# Directions for this task
Restate, in full and unchanged, the entries that follow, but not their pictures.

# Information supplied
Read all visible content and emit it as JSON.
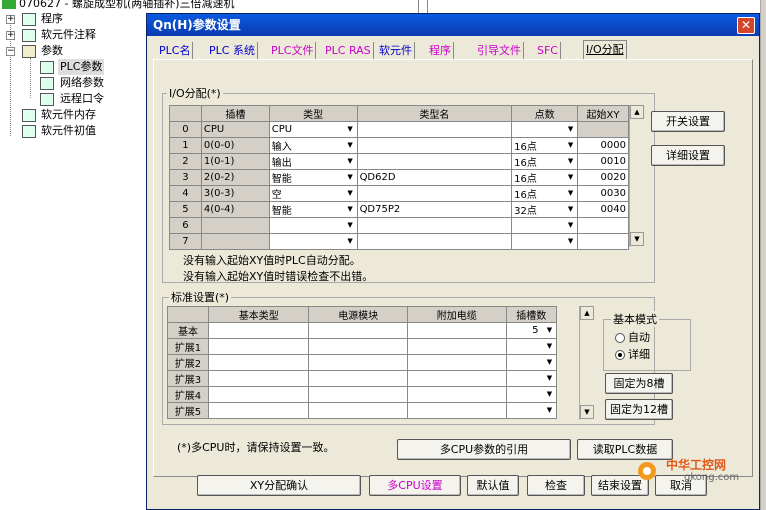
{
  "tree": {
    "top_text": "070627 - 螺旋成型机(两轴插补)三倍减速机",
    "items": [
      {
        "label": "程序"
      },
      {
        "label": "软元件注释"
      },
      {
        "label": "参数"
      },
      {
        "label": "PLC参数"
      },
      {
        "label": "网络参数"
      },
      {
        "label": "远程口令"
      },
      {
        "label": "软元件内存"
      },
      {
        "label": "软元件初值"
      }
    ]
  },
  "dialog": {
    "title": "Qn(H)参数设置",
    "tabs": [
      "PLC名",
      "PLC 系统",
      "PLC文件",
      "PLC RAS",
      "软元件",
      "程序",
      "引导文件",
      "SFC",
      "I/O分配"
    ],
    "active_tab": "I/O分配",
    "io_group_label": "I/O分配(*)",
    "io_headers": [
      "插槽",
      "类型",
      "类型名",
      "点数",
      "起始XY"
    ],
    "io_rows": [
      {
        "no": "0",
        "slot": "CPU",
        "type": "CPU",
        "model": "",
        "points": "",
        "start": ""
      },
      {
        "no": "1",
        "slot": "0(0-0)",
        "type": "输入",
        "model": "",
        "points": "16点",
        "start": "0000"
      },
      {
        "no": "2",
        "slot": "1(0-1)",
        "type": "输出",
        "model": "",
        "points": "16点",
        "start": "0010"
      },
      {
        "no": "3",
        "slot": "2(0-2)",
        "type": "智能",
        "model": "QD62D",
        "points": "16点",
        "start": "0020"
      },
      {
        "no": "4",
        "slot": "3(0-3)",
        "type": "空",
        "model": "",
        "points": "16点",
        "start": "0030"
      },
      {
        "no": "5",
        "slot": "4(0-4)",
        "type": "智能",
        "model": "QD75P2",
        "points": "32点",
        "start": "0040"
      },
      {
        "no": "6",
        "slot": "",
        "type": "",
        "model": "",
        "points": "",
        "start": ""
      },
      {
        "no": "7",
        "slot": "",
        "type": "",
        "model": "",
        "points": "",
        "start": ""
      }
    ],
    "switch_setting": "开关设置",
    "detail_setting": "详细设置",
    "note1": "没有输入起始XY值时PLC自动分配。",
    "note2": "没有输入起始XY值时错误检查不出错。",
    "std_group_label": "标准设置(*)",
    "std_headers": [
      "基本类型",
      "电源模块",
      "附加电缆",
      "插槽数"
    ],
    "std_rows": [
      {
        "name": "基本",
        "slots": "5"
      },
      {
        "name": "扩展1",
        "slots": ""
      },
      {
        "name": "扩展2",
        "slots": ""
      },
      {
        "name": "扩展3",
        "slots": ""
      },
      {
        "name": "扩展4",
        "slots": ""
      },
      {
        "name": "扩展5",
        "slots": ""
      }
    ],
    "basic_mode_label": "基本模式",
    "mode_auto": "自动",
    "mode_detail": "详细",
    "fix8": "固定为8槽",
    "fix12": "固定为12槽",
    "multicpu_note": "(*)多CPU时，请保持设置一致。",
    "multicpu_ref": "多CPU参数的引用",
    "read_plc": "读取PLC数据",
    "bottom_buttons": [
      "XY分配确认",
      "多CPU设置",
      "默认值",
      "检查",
      "结束设置",
      "取消"
    ]
  },
  "watermark": {
    "line1": "中华工控网",
    "line2": "gkong.com"
  },
  "colors": {
    "titlebar": "#0a3bb0",
    "magenta": "#cc00cc",
    "dialog_bg": "#ece9d8"
  }
}
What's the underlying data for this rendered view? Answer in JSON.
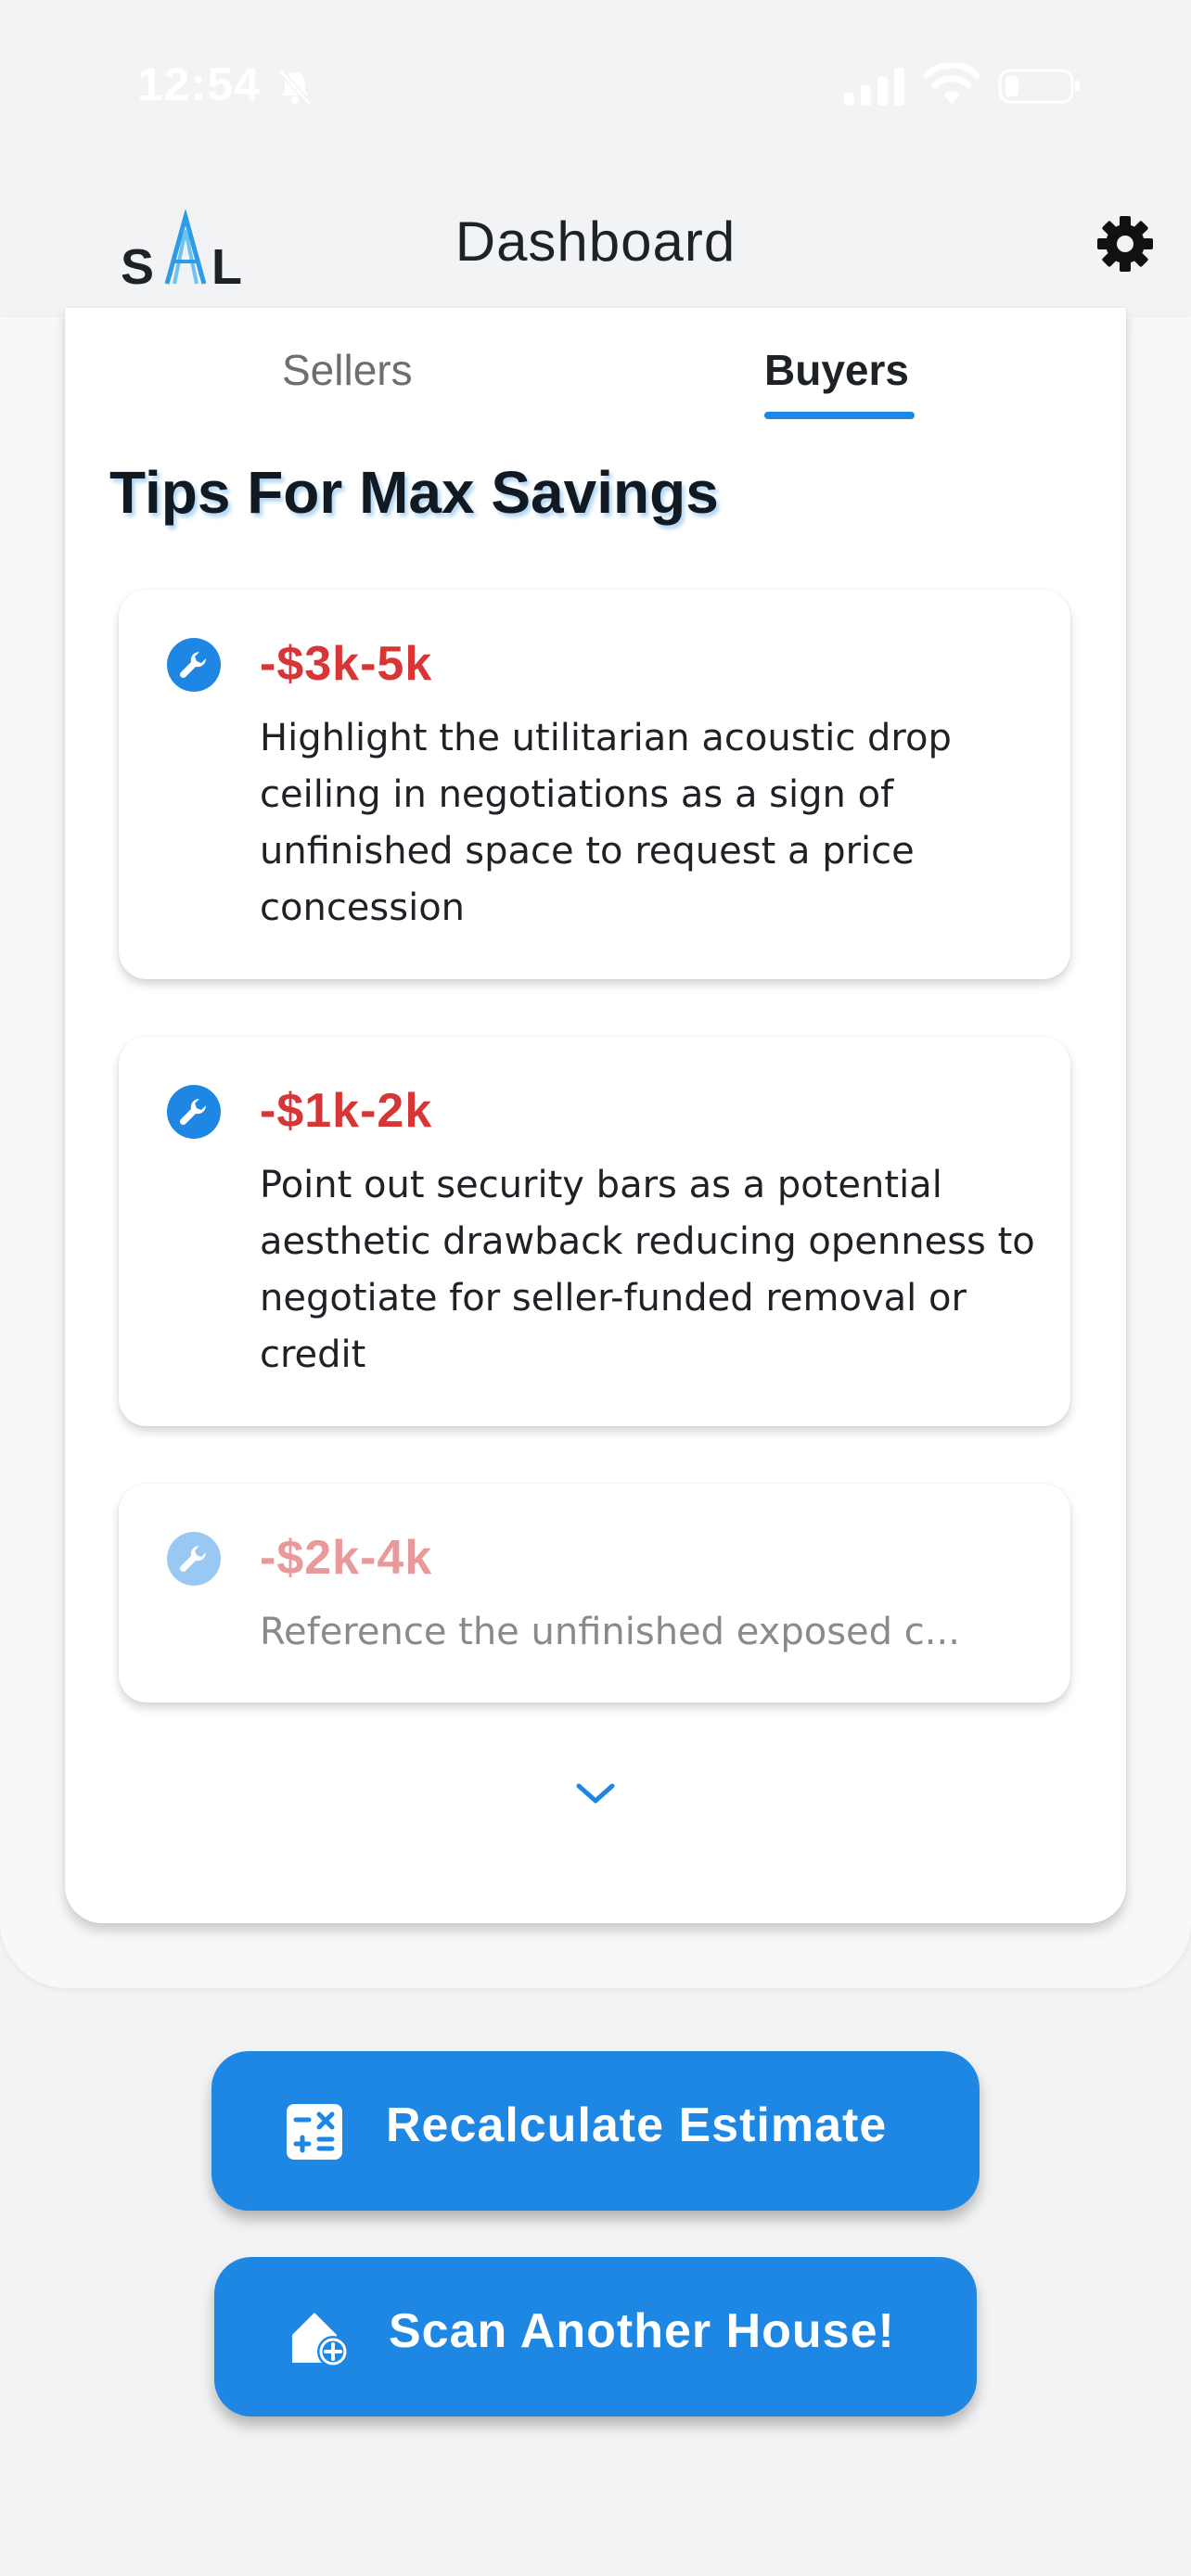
{
  "status_bar": {
    "time": "12:54",
    "icons": [
      "bell-slash-icon",
      "signal-icon",
      "wifi-icon",
      "battery-icon"
    ]
  },
  "nav": {
    "logo_text": "SAL",
    "title": "Dashboard",
    "settings_icon": "gear-icon"
  },
  "tabs": [
    {
      "label": "Sellers",
      "selected": false
    },
    {
      "label": "Buyers",
      "selected": true
    }
  ],
  "section": {
    "title": "Tips For Max Savings"
  },
  "tips": [
    {
      "amount": "-$3k-5k",
      "text": "Highlight the utilitarian acoustic drop ceiling in negotiations as a sign of unfinished space to request a price concession",
      "icon": "wrench-icon"
    },
    {
      "amount": "-$1k-2k",
      "text": "Point out security bars as a potential aesthetic drawback reducing openness to negotiate for seller-funded removal or credit",
      "icon": "wrench-icon"
    },
    {
      "amount": "-$2k-4k",
      "text": "Reference the unfinished exposed c...",
      "icon": "wrench-icon",
      "faded": true
    }
  ],
  "expand_icon": "chevron-down-icon",
  "buttons": {
    "recalculate": {
      "label": "Recalculate Estimate",
      "icon": "calculator-icon"
    },
    "scan": {
      "label": "Scan Another House!",
      "icon": "house-add-icon"
    }
  },
  "colors": {
    "accent": "#1e86e3",
    "savings_red": "#d63636",
    "background": "#f2f3f5"
  }
}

# Output
Read all visible content and emit it as JSON.
{
  "tree": {
    "top_text": "070627 - 螺旋成型机(两轴插补)三倍减速机",
    "items": [
      {
        "label": "程序"
      },
      {
        "label": "软元件注释"
      },
      {
        "label": "参数"
      },
      {
        "label": "PLC参数"
      },
      {
        "label": "网络参数"
      },
      {
        "label": "远程口令"
      },
      {
        "label": "软元件内存"
      },
      {
        "label": "软元件初值"
      }
    ]
  },
  "dialog": {
    "title": "Qn(H)参数设置",
    "tabs": [
      "PLC名",
      "PLC 系统",
      "PLC文件",
      "PLC RAS",
      "软元件",
      "程序",
      "引导文件",
      "SFC",
      "I/O分配"
    ],
    "active_tab": "I/O分配",
    "io_group_label": "I/O分配(*)",
    "io_headers": [
      "插槽",
      "类型",
      "类型名",
      "点数",
      "起始XY"
    ],
    "io_rows": [
      {
        "no": "0",
        "slot": "CPU",
        "type": "CPU",
        "model": "",
        "points": "",
        "start": ""
      },
      {
        "no": "1",
        "slot": "0(0-0)",
        "type": "输入",
        "model": "",
        "points": "16点",
        "start": "0000"
      },
      {
        "no": "2",
        "slot": "1(0-1)",
        "type": "输出",
        "model": "",
        "points": "16点",
        "start": "0010"
      },
      {
        "no": "3",
        "slot": "2(0-2)",
        "type": "智能",
        "model": "QD62D",
        "points": "16点",
        "start": "0020"
      },
      {
        "no": "4",
        "slot": "3(0-3)",
        "type": "空",
        "model": "",
        "points": "16点",
        "start": "0030"
      },
      {
        "no": "5",
        "slot": "4(0-4)",
        "type": "智能",
        "model": "QD75P2",
        "points": "32点",
        "start": "0040"
      },
      {
        "no": "6",
        "slot": "",
        "type": "",
        "model": "",
        "points": "",
        "start": ""
      },
      {
        "no": "7",
        "slot": "",
        "type": "",
        "model": "",
        "points": "",
        "start": ""
      }
    ],
    "switch_setting": "开关设置",
    "detail_setting": "详细设置",
    "note1": "没有输入起始XY值时PLC自动分配。",
    "note2": "没有输入起始XY值时错误检查不出错。",
    "std_group_label": "标准设置(*)",
    "std_headers": [
      "基本类型",
      "电源模块",
      "附加电缆",
      "插槽数"
    ],
    "std_rows": [
      {
        "name": "基本",
        "slots": "5"
      },
      {
        "name": "扩展1",
        "slots": ""
      },
      {
        "name": "扩展2",
        "slots": ""
      },
      {
        "name": "扩展3",
        "slots": ""
      },
      {
        "name": "扩展4",
        "slots": ""
      },
      {
        "name": "扩展5",
        "slots": ""
      }
    ],
    "basic_mode_label": "基本模式",
    "mode_auto": "自动",
    "mode_detail": "详细",
    "fix8": "固定为8槽",
    "fix12": "固定为12槽",
    "multicpu_note": "(*)多CPU时，请保持设置一致。",
    "multicpu_ref": "多CPU参数的引用",
    "read_plc": "读取PLC数据",
    "bottom_buttons": [
      "XY分配确认",
      "多CPU设置",
      "默认值",
      "检查",
      "结束设置",
      "取消"
    ]
  },
  "watermark": {
    "line1": "中华工控网",
    "line2": "gkong.com"
  },
  "colors": {
    "titlebar": "#0a3bb0",
    "magenta": "#cc00cc",
    "dialog_bg": "#ece9d8"
  }
}
What's the underlying data for this rendered view? Answer in JSON.
{
  "status_bar": {
    "time": "12:54",
    "icons": [
      "bell-slash-icon",
      "signal-icon",
      "wifi-icon",
      "battery-icon"
    ]
  },
  "nav": {
    "logo_text": "SAL",
    "title": "Dashboard",
    "settings_icon": "gear-icon"
  },
  "tabs": [
    {
      "label": "Sellers",
      "selected": false
    },
    {
      "label": "Buyers",
      "selected": true
    }
  ],
  "section": {
    "title": "Tips For Max Savings"
  },
  "tips": [
    {
      "amount": "-$3k-5k",
      "text": "Highlight the utilitarian acoustic drop ceiling in negotiations as a sign of unfinished space to request a price concession",
      "icon": "wrench-icon"
    },
    {
      "amount": "-$1k-2k",
      "text": "Point out security bars as a potential aesthetic drawback reducing openness to negotiate for seller-funded removal or credit",
      "icon": "wrench-icon"
    },
    {
      "amount": "-$2k-4k",
      "text": "Reference the unfinished exposed c...",
      "icon": "wrench-icon",
      "faded": true
    }
  ],
  "expand_icon": "chevron-down-icon",
  "buttons": {
    "recalculate": {
      "label": "Recalculate Estimate",
      "icon": "calculator-icon"
    },
    "scan": {
      "label": "Scan Another House!",
      "icon": "house-add-icon"
    }
  },
  "colors": {
    "accent": "#1e86e3",
    "savings_red": "#d63636",
    "background": "#f2f3f5"
  }
}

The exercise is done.